The chairman of the Senate Judiciary Committee said that the FBI investigation of allegations against Supreme Court nominee Judge Brett Kavanaugh found “no hint of misconduct.”
Chuck Grassley (R-Iowa) was one of several Republicans who reviewed the FBI report early on Oct. 4, after the White House forwarded the document to the Senate.
“This investigation found no hint of misconduct and the same is true of the six prior FBI background investigations conducted during Judge Kavanaugh’s 25 years of public service,” Grassley said Oct.4. “I trust that the career agents of the FBI have done their work independent of political or partisan considerations. That’s exactly what senators from both sides asked for.
It’s time to vote,” Grassley added. “I’ll be voting to confirm Judge Kavanaugh.”
Senate Republicans and Democrats will take turns reviewing the report, which is the result of a supplementary investigation the bureau started over the weekend. The first procedural vote on the confirmation is set for Oct. 5.
In an apparent bid to further delay the confirmation, Democrats are already describing the FBI probe as insufficient. The White House countered such claims, pointing out that the Kavanaugh confirmation process included “the most comprehensive review of a Supreme Court nominee in history.”
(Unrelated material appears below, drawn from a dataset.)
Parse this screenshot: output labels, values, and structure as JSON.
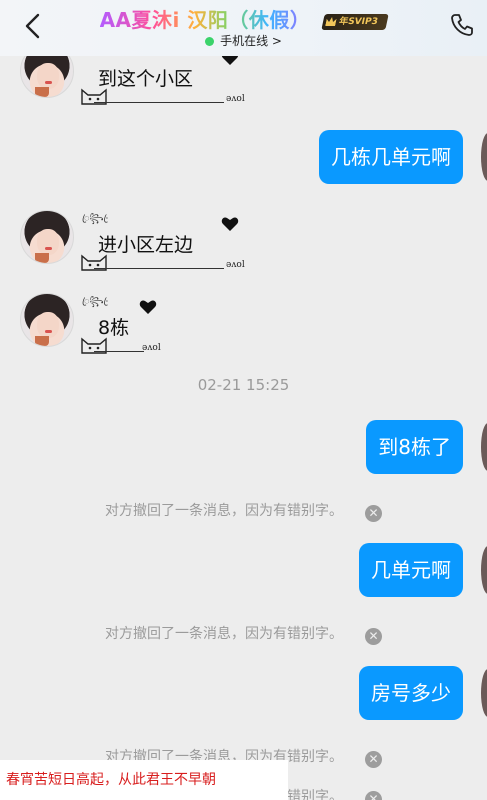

President Donald Trump, who nominated Kavanaugh to replace retiring Supreme Court Justice Anthony Kennedy, stood by his nominee and criticized the Democrats who he says are obstructing the confirmation process.
“This is now the 7th time the FBI has investigated Judge Kavanaugh. If we made it 100, it would still not be good enough for the Obstructionist Democrats,” Trump wrote on Twitter. “The harsh and unfair treatment of Judge Brett Kavanaugh is having an incredible upward impact on voters. The PEOPLE get it far better than the politicians. Most importantly, this great life cannot be ruined by mean & despicable Democrats and totally uncorroborated allegations!”
Republicans are pushing to confirm Kavanaugh within days, with both parties viewing the outcome of the confirmation as crucial for the Nov. 6 midterm elections.
Democrats argue that the FBI didn’t interview key witnesses, including Christine Ford, the first woman to accuse Kavanaugh of misconduct. Ford told the Senate Judiciary Committee on Sept. 27 under oath that she has relayed her entire account.
Republicans are confident that they have enough votes to confirm Kavanaugh. The Trump administration is “fully confident the Senate will vote to confirm Judge Kavanaugh to the Supreme Court,” White House spokesman Raj Shah said.
Several women accused Kavanaugh of misconduct after the judiciary committee concluded the judge’s confirmation hearings. None of the witnesses identified by the women have corroborated the allegations. Kavanaugh maintains his innocence.
Ford’s testimony before the Senate Judiciary Committee was riddled with inconsistencies and memory lapses. Veteran sex-crimes prosecutor Rachel Mitchell, who questioned Ford, concluded that no reasonable prosecutor would bring a case based on Ford’s account.
The FBI report was sent to the White House and Senate just hours after Senate Majority Leader Mitch McConnell (R- Ky.) took steps on Oct. 3 to force a procedural vote on the nomination one hour after the Senate convenes on Oct. 5.
McConnell filed a petition for the procedural vote to limit debate on the nomination and start the clock ticking on a final 30-hour waiting period before a final Senate confirmation vote.
While the first vote is only procedural, it will force senators who haven’t revealed how they will vote to perhaps show their hand. Among the undecided lawmakers are Sens. Lisa Murkowski (R-Alaska), Susan Collins (R-Maine), Jeff Flake (R-Ariz.), Joe Manchin (D-W.Va.), and Heidi Heitkamp (D-N.D.)
Republican senators were meeting in a secure room in the U.S. Capitol to receive a briefing on the FBI report from the panel’s Republican staff. They won’t be able to take notes or remove the report from the room. Democratic senators also huddled, preparing to hold a news conference.
Correction: A previous version of this article misstated the date of the first procedural vote on the confirmation of Supreme Court nominee Judge Brett Kavanaugh. It is scheduled for Oct. 5. The Epoch Times regrets the mistake.